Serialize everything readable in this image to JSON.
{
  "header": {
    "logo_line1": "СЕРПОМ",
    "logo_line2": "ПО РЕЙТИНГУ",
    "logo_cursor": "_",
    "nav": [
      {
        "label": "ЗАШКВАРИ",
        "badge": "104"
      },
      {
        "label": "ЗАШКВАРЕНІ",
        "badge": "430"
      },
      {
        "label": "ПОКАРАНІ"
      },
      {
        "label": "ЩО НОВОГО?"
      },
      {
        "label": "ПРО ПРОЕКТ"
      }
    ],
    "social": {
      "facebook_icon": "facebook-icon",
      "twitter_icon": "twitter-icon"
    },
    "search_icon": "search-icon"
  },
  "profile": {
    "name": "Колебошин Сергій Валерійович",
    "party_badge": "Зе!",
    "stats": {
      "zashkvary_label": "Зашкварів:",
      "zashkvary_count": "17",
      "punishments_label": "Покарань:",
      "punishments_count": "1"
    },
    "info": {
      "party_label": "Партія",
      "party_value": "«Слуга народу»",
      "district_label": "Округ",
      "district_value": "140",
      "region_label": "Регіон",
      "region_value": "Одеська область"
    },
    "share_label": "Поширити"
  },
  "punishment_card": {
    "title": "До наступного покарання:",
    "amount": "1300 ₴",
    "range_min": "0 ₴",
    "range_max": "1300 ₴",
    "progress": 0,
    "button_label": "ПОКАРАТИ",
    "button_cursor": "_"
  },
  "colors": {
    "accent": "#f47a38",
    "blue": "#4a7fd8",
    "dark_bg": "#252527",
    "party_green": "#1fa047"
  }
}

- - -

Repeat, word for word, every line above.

RESULT FOR THIS EXERCISE
Serialize everything readable in this image to JSON.
{
  "header": {
    "logo_line1": "СЕРПОМ",
    "logo_line2": "ПО РЕЙТИНГУ",
    "logo_cursor": "_",
    "nav": [
      {
        "label": "ЗАШКВАРИ",
        "badge": "104"
      },
      {
        "label": "ЗАШКВАРЕНІ",
        "badge": "430"
      },
      {
        "label": "ПОКАРАНІ"
      },
      {
        "label": "ЩО НОВОГО?"
      },
      {
        "label": "ПРО ПРОЕКТ"
      }
    ],
    "social": {
      "facebook_icon": "facebook-icon",
      "twitter_icon": "twitter-icon"
    },
    "search_icon": "search-icon"
  },
  "profile": {
    "name": "Колебошин Сергій Валерійович",
    "party_badge": "Зе!",
    "stats": {
      "zashkvary_label": "Зашкварів:",
      "zashkvary_count": "17",
      "punishments_label": "Покарань:",
      "punishments_count": "1"
    },
    "info": {
      "party_label": "Партія",
      "party_value": "«Слуга народу»",
      "district_label": "Округ",
      "district_value": "140",
      "region_label": "Регіон",
      "region_value": "Одеська область"
    },
    "share_label": "Поширити"
  },
  "punishment_card": {
    "title": "До наступного покарання:",
    "amount": "1300 ₴",
    "range_min": "0 ₴",
    "range_max": "1300 ₴",
    "progress": 0,
    "button_label": "ПОКАРАТИ",
    "button_cursor": "_"
  },
  "colors": {
    "accent": "#f47a38",
    "blue": "#4a7fd8",
    "dark_bg": "#252527",
    "party_green": "#1fa047"
  }
}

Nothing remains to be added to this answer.